We need to not hesitate to act on both sides of this, as if we wait too long to get out, we will be prone to suffer bigger losses, and if we are slow to get back in, we will miss out on too much of the move the other way. Both of these represent risk, even though we might not think of the missing out part as risk. It is though, and all we need to do is think of the people that go out and watch things later move up a lot without them to get this.
You can invest long-term like this, wanting to be in stocks for 40 years for instance, but only when it isn’t raining. It the sun is shining on stocks, there’s nothing better to have our money in, and we want it all in then. When it rains, this is the worst place to be, so we want it all out.
The biggest reason that the popular view involves a hands-off approach to investing is that the people who are recommending this have no idea how one might do anything different well, and are afraid to do anyway. When you combine ignorance and fear, that leads to a pretty powerful deterrent.
Our plan doesn’t need to be even this complicated, as we could just go with in stocks or out, and even just use our level of fear as a guide, as long as we use what is actually happening as a guide as well. We’re scared of the coronavirus knocking down the market, and we’re afraid that some people will use this as a springboard to doing what they were close to doing anyway, getting out, as well as the threat of people who would otherwise enter here being put off by the news.
Later, we feel better, the market looks better, and we’re back in again. Maybe the move didn’t really materialize and we may have been a little better off doing nothing this time, but next time could be quite different and that’s what we’re out to guard against.
While other investors may lose sleep over their investments when things start to move the wrong way, we’ll be resting comfortably, and even may be going to bed a little excited if we are making money on joining those who drove stocks down and used their money to put gold up.
Gold continues to look good and while it can’t keep up to the Nasdaq, gold is up 7% since last October 1. The Nasdaq is up 18% over this time, which shows why you want to have your money in stocks when they are running up. Bonds are now exactly where they were back then, and bonds just don’t have enough potential over cash to be worth bothering with in this plan.
People may feel that bonds suit their tastes more than gold because gold is riskier, but we need to keep in mind that when risk does go up like it can with gold, we certainly do not want to be in it and this will be hedged against by our plan in the same manner that it hedges our stocks.
The reason why we may want to go to cash instead of bonds when stocks and gold aren’t performing is that when both of these assets are headed down, there is a greater risk with bonds because this happens more during the real bad stuff. This also tends to hit us more by surprise. During the selloff of 2008, for instance, both stocks and gold went down, and bonds took a big hit as well. Cash was the only safe haven.

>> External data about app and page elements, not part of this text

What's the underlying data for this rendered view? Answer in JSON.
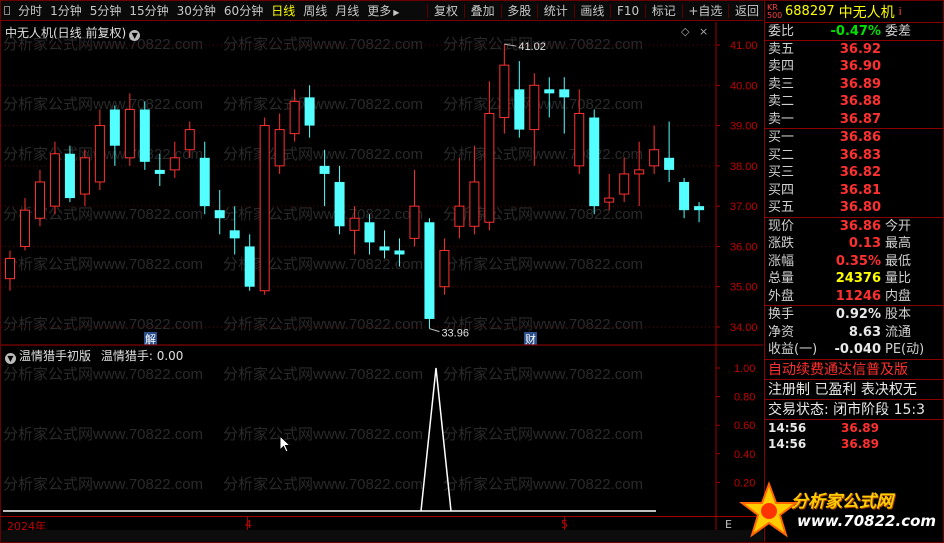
{
  "toolbar": {
    "periods": [
      "分时",
      "1分钟",
      "5分钟",
      "15分钟",
      "30分钟",
      "60分钟",
      "日线",
      "周线",
      "月线",
      "更多"
    ],
    "active_period": "日线",
    "more_icon": "triangle-right-icon",
    "actions": [
      "复权",
      "叠加",
      "多股",
      "统计",
      "画线",
      "F10",
      "标记",
      "+自选",
      "返回"
    ]
  },
  "main_chart": {
    "title": "中无人机(日线 前复权)",
    "high_label": "41.02",
    "low_label": "33.96",
    "price_ticks": [
      "41.00",
      "40.00",
      "39.00",
      "38.00",
      "37.00",
      "36.00",
      "35.00",
      "34.00"
    ],
    "markers": [
      "解",
      "财"
    ],
    "watermark": "分析家公式网www.70822.com"
  },
  "indicator": {
    "title": "温情猎手初版",
    "series_label": "温情猎手:",
    "series_value": "0.00",
    "ticks": [
      "1.00",
      "0.80",
      "0.60",
      "0.40",
      "0.20"
    ]
  },
  "time_axis": {
    "labels": [
      "2024年",
      "4",
      "5"
    ],
    "end_label": "E"
  },
  "quote": {
    "exchange_badge": "KR\n500",
    "code": "688297",
    "name": "中无人机",
    "info_icon": "i",
    "weibi": {
      "label": "委比",
      "value": "-0.47%",
      "label2": "委差"
    },
    "asks": [
      {
        "label": "卖五",
        "price": "36.92"
      },
      {
        "label": "卖四",
        "price": "36.90"
      },
      {
        "label": "卖三",
        "price": "36.89"
      },
      {
        "label": "卖二",
        "price": "36.88"
      },
      {
        "label": "卖一",
        "price": "36.87"
      }
    ],
    "bids": [
      {
        "label": "买一",
        "price": "36.86"
      },
      {
        "label": "买二",
        "price": "36.83"
      },
      {
        "label": "买三",
        "price": "36.82"
      },
      {
        "label": "买四",
        "price": "36.81"
      },
      {
        "label": "买五",
        "price": "36.80"
      }
    ],
    "stats": [
      {
        "label": "现价",
        "value": "36.86",
        "label2": "今开"
      },
      {
        "label": "涨跌",
        "value": "0.13",
        "label2": "最高"
      },
      {
        "label": "涨幅",
        "value": "0.35%",
        "label2": "最低"
      },
      {
        "label": "总量",
        "value": "24376",
        "label2": "量比"
      },
      {
        "label": "外盘",
        "value": "11246",
        "label2": "内盘"
      }
    ],
    "stats2": [
      {
        "label": "换手",
        "value": "0.92%",
        "label2": "股本"
      },
      {
        "label": "净资",
        "value": "8.63",
        "label2": "流通"
      },
      {
        "label": "收益(一)",
        "value": "-0.040",
        "label2": "PE(动)"
      }
    ],
    "promo1": "自动续费通达信普及版",
    "promo2": "注册制 已盈利 表决权无",
    "promo3": "交易状态: 闭市阶段 15:3",
    "ticks": [
      {
        "time": "14:56",
        "price": "36.89"
      },
      {
        "time": "14:56",
        "price": "36.89"
      }
    ]
  },
  "logo": {
    "text": "分析家公式网",
    "url": "www.70822.com"
  },
  "colors": {
    "up": "#ff3030",
    "down": "#54ffff",
    "axis": "#a00000",
    "background": "#000000"
  },
  "chart_data": {
    "type": "candlestick",
    "candles": [
      {
        "o": 35.2,
        "c": 35.7,
        "h": 35.9,
        "l": 34.9
      },
      {
        "o": 36.0,
        "c": 36.9,
        "h": 37.2,
        "l": 35.9
      },
      {
        "o": 36.7,
        "c": 37.6,
        "h": 37.9,
        "l": 36.5
      },
      {
        "o": 37.0,
        "c": 38.3,
        "h": 38.6,
        "l": 36.8
      },
      {
        "o": 38.3,
        "c": 37.2,
        "h": 38.5,
        "l": 37.1
      },
      {
        "o": 37.3,
        "c": 38.2,
        "h": 38.4,
        "l": 37.0
      },
      {
        "o": 37.6,
        "c": 39.0,
        "h": 39.4,
        "l": 37.4
      },
      {
        "o": 39.4,
        "c": 38.5,
        "h": 39.5,
        "l": 38.0
      },
      {
        "o": 38.2,
        "c": 39.4,
        "h": 39.8,
        "l": 38.0
      },
      {
        "o": 39.4,
        "c": 38.1,
        "h": 39.6,
        "l": 37.9
      },
      {
        "o": 37.9,
        "c": 37.8,
        "h": 38.3,
        "l": 37.5
      },
      {
        "o": 37.9,
        "c": 38.2,
        "h": 38.6,
        "l": 37.7
      },
      {
        "o": 38.4,
        "c": 38.9,
        "h": 39.1,
        "l": 38.2
      },
      {
        "o": 38.2,
        "c": 37.0,
        "h": 38.6,
        "l": 36.8
      },
      {
        "o": 36.9,
        "c": 36.7,
        "h": 37.4,
        "l": 36.3
      },
      {
        "o": 36.4,
        "c": 36.2,
        "h": 37.0,
        "l": 35.8
      },
      {
        "o": 36.0,
        "c": 35.0,
        "h": 36.3,
        "l": 34.9
      },
      {
        "o": 34.9,
        "c": 39.0,
        "h": 39.2,
        "l": 34.8
      },
      {
        "o": 38.0,
        "c": 38.9,
        "h": 39.3,
        "l": 37.8
      },
      {
        "o": 38.8,
        "c": 39.6,
        "h": 39.9,
        "l": 38.6
      },
      {
        "o": 39.7,
        "c": 39.0,
        "h": 40.0,
        "l": 38.7
      },
      {
        "o": 38.0,
        "c": 37.8,
        "h": 38.4,
        "l": 37.0
      },
      {
        "o": 37.6,
        "c": 36.5,
        "h": 38.0,
        "l": 36.3
      },
      {
        "o": 36.4,
        "c": 36.7,
        "h": 37.0,
        "l": 35.8
      },
      {
        "o": 36.6,
        "c": 36.1,
        "h": 36.8,
        "l": 35.8
      },
      {
        "o": 36.0,
        "c": 35.9,
        "h": 36.4,
        "l": 35.7
      },
      {
        "o": 35.9,
        "c": 35.8,
        "h": 36.2,
        "l": 35.5
      },
      {
        "o": 36.2,
        "c": 37.0,
        "h": 37.9,
        "l": 36.0
      },
      {
        "o": 36.6,
        "c": 34.2,
        "h": 36.7,
        "l": 33.96
      },
      {
        "o": 35.0,
        "c": 35.9,
        "h": 36.2,
        "l": 34.8
      },
      {
        "o": 36.5,
        "c": 37.0,
        "h": 38.2,
        "l": 36.2
      },
      {
        "o": 36.5,
        "c": 37.6,
        "h": 38.5,
        "l": 36.3
      },
      {
        "o": 36.6,
        "c": 39.3,
        "h": 40.1,
        "l": 36.4
      },
      {
        "o": 39.2,
        "c": 40.5,
        "h": 41.02,
        "l": 38.8
      },
      {
        "o": 39.9,
        "c": 38.9,
        "h": 40.6,
        "l": 38.7
      },
      {
        "o": 38.9,
        "c": 40.0,
        "h": 40.3,
        "l": 38.0
      },
      {
        "o": 39.9,
        "c": 39.8,
        "h": 40.2,
        "l": 39.2
      },
      {
        "o": 39.9,
        "c": 39.7,
        "h": 40.2,
        "l": 38.8
      },
      {
        "o": 38.0,
        "c": 39.3,
        "h": 39.9,
        "l": 37.8
      },
      {
        "o": 39.2,
        "c": 37.0,
        "h": 39.4,
        "l": 36.8
      },
      {
        "o": 37.1,
        "c": 37.2,
        "h": 37.8,
        "l": 36.9
      },
      {
        "o": 37.3,
        "c": 37.8,
        "h": 38.2,
        "l": 37.1
      },
      {
        "o": 37.8,
        "c": 37.9,
        "h": 38.6,
        "l": 37.0
      },
      {
        "o": 38.0,
        "c": 38.4,
        "h": 39.0,
        "l": 37.8
      },
      {
        "o": 38.2,
        "c": 37.9,
        "h": 39.1,
        "l": 37.6
      },
      {
        "o": 37.6,
        "c": 36.9,
        "h": 37.7,
        "l": 36.7
      },
      {
        "o": 37.0,
        "c": 36.9,
        "h": 37.1,
        "l": 36.6
      }
    ],
    "ylim": [
      33.8,
      41.2
    ],
    "indicator_values": [
      0,
      0,
      0,
      0,
      0,
      0,
      0,
      0,
      0,
      0,
      0,
      0,
      0,
      0,
      0,
      0,
      0,
      0,
      0,
      0,
      0,
      0,
      0,
      0,
      0,
      0,
      0,
      0,
      0,
      0,
      0,
      0,
      0,
      0,
      0,
      1,
      0,
      0,
      0,
      0,
      0,
      0,
      0,
      0,
      0,
      0,
      0
    ],
    "indicator_ylim": [
      0,
      1.1
    ]
  }
}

We invest to take advantage of positive expectations, and while our expectations over the long-term may be positive, often times this is not the case in the short-term. We should never embrace periods where we’re significantly more likely to lose than not, and it’s not so difficult to figure out when it is a good time to step aside, when we see these negative expectations manifest. Two eyes and a brain are the only tools required.